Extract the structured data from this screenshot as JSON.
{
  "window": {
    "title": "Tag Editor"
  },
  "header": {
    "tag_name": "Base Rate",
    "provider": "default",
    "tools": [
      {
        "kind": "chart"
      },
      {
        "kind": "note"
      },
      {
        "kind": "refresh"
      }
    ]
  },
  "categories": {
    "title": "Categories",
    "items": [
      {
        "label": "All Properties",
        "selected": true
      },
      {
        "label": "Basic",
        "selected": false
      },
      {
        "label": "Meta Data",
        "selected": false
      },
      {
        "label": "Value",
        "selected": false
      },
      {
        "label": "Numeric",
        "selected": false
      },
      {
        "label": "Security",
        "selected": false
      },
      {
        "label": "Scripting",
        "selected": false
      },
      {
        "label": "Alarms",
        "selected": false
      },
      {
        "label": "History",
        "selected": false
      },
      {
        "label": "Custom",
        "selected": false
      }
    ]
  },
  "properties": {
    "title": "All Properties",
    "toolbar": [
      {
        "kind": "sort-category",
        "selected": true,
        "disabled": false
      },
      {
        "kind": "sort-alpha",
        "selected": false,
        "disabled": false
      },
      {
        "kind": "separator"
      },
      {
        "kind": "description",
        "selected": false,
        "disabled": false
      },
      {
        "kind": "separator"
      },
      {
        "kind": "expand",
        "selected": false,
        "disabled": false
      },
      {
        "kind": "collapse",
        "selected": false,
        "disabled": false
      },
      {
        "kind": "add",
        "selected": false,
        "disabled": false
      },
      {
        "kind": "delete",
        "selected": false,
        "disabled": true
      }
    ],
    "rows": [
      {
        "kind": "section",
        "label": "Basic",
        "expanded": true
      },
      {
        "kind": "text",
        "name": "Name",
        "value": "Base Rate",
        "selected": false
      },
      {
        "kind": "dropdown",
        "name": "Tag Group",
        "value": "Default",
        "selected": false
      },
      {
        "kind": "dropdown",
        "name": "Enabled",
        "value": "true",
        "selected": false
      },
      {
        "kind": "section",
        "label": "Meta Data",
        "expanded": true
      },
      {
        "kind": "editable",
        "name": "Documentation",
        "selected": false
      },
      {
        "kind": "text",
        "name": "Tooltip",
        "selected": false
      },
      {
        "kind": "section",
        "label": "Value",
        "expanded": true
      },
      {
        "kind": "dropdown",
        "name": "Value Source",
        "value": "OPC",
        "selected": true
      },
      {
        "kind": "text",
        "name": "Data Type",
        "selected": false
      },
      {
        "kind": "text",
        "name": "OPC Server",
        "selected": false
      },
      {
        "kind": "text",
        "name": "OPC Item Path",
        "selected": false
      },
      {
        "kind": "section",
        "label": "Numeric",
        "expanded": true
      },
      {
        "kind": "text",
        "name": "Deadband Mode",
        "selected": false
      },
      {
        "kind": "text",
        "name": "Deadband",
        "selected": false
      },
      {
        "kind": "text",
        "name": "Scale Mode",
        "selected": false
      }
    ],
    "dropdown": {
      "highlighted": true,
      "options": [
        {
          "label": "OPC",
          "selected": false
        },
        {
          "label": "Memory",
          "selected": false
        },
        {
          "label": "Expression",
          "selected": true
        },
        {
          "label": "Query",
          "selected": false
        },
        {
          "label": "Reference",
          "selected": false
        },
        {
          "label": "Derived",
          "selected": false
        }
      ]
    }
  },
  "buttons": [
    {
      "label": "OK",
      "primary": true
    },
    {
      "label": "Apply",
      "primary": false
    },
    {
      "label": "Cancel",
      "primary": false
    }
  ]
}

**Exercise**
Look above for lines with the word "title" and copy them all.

**Answer for this exercise**
    "title": "Tag Editor"
    "title": "Categories",
    "title": "All Properties",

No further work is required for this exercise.